  • Not sure. What might work for Microsoft employees in Japan in the summer might not be applicable to other business sectors. Healthcare, for one, comes to mind (patient care is often 24/7 care). I'm curious to see a 12 month experiment and see if the satisfaction applies to all seasons. I can also reduce my electric bill in the summer as consume less energy in the summer than winter. Also curious to know if working overtime, to compensate a day less work in the week was registered by employees and thus taken into consideration to explain the increased productivity.
  • Don't think it would apply to hourly. Just salary which wouldn't change.
  • This is not unheard of, I have seen this applied toany industries and the results are usually the same. I'm not sure where the American standard of overworking one's self came into existence, but it doesn't increase production.
  • Depends on where most workers reside. If it's densely crowded city like HKG and central Tokyo, doubt workers will be happy working shorter hours. In fact, they will protest. There is very little incentive for them to go home early which is a tiny pigeon hole versus pretending to work long hours in office just to enjoy free air con and Internet access. 😂
  • Less time off comes from the employees not having to run the multitude of errands that have to be done during a normal work week but cannot be done outside normal hours (i.e. doctor's visits).
  • I would much rather work 4 ten hour days than five eight hour days, you'd be amazed what you can achieve with three days of relaxation and it doesn't actually affect your contact hours with work so you are still getting the same amount done there.
  • 4 working Japanese days are like 14 hrs per day, then 14 x 4 = 56 hrs per week xD

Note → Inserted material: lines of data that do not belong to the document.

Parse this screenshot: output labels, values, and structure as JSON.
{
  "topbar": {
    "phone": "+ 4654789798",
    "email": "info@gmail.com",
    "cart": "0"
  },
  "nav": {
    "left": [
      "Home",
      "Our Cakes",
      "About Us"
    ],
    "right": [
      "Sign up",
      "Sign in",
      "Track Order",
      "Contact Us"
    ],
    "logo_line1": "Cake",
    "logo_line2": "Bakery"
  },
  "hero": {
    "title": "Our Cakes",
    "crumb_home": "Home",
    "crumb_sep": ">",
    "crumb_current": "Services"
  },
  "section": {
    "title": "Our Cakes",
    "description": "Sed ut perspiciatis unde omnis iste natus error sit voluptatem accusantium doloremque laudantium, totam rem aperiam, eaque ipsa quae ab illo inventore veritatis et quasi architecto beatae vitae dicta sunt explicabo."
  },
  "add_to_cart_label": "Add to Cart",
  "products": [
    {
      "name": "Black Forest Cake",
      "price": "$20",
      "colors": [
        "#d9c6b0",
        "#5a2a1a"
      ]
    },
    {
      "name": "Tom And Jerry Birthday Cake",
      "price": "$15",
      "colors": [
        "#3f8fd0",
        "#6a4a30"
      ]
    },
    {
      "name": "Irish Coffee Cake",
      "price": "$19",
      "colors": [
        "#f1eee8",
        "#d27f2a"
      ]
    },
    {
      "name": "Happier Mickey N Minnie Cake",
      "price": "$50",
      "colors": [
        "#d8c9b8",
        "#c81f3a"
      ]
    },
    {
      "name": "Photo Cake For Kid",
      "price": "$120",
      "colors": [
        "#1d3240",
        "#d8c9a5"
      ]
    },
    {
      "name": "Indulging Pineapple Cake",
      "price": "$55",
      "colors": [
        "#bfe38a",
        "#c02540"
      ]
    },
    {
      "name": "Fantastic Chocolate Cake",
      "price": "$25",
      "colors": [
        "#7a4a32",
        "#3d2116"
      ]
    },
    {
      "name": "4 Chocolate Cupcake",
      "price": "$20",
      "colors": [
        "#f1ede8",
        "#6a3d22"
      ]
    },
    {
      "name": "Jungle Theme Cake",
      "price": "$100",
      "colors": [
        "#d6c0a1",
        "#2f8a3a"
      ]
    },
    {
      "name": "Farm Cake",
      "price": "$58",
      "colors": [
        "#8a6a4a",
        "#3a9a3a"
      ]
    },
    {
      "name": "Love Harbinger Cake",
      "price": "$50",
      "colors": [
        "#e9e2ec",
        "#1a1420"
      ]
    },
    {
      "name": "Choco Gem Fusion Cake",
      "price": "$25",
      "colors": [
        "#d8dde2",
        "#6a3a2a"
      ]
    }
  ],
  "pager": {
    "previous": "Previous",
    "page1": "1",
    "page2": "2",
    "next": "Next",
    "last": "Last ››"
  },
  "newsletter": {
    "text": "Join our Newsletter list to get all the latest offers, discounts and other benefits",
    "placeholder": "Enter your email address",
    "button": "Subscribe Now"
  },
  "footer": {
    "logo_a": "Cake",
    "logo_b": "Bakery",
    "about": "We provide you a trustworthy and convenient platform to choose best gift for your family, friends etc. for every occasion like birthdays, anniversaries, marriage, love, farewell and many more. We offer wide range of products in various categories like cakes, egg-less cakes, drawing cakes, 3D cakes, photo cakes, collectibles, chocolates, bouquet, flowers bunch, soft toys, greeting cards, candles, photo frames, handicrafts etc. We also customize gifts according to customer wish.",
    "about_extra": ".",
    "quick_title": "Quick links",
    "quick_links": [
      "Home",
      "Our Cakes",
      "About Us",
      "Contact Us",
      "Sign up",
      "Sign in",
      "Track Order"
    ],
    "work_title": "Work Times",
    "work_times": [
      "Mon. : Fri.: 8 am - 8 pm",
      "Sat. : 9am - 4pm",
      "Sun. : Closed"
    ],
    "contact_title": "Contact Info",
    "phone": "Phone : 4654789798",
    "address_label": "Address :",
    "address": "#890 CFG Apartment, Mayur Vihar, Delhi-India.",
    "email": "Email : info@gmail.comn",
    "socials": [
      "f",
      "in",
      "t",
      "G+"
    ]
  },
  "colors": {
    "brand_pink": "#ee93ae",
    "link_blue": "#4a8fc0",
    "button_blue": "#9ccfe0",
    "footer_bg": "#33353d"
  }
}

  • I've read about previous studies that confirm this. You can reduced the amount of time people work, either by the amount of days, or the amount of hours per day, and the output of the works stays the same once the week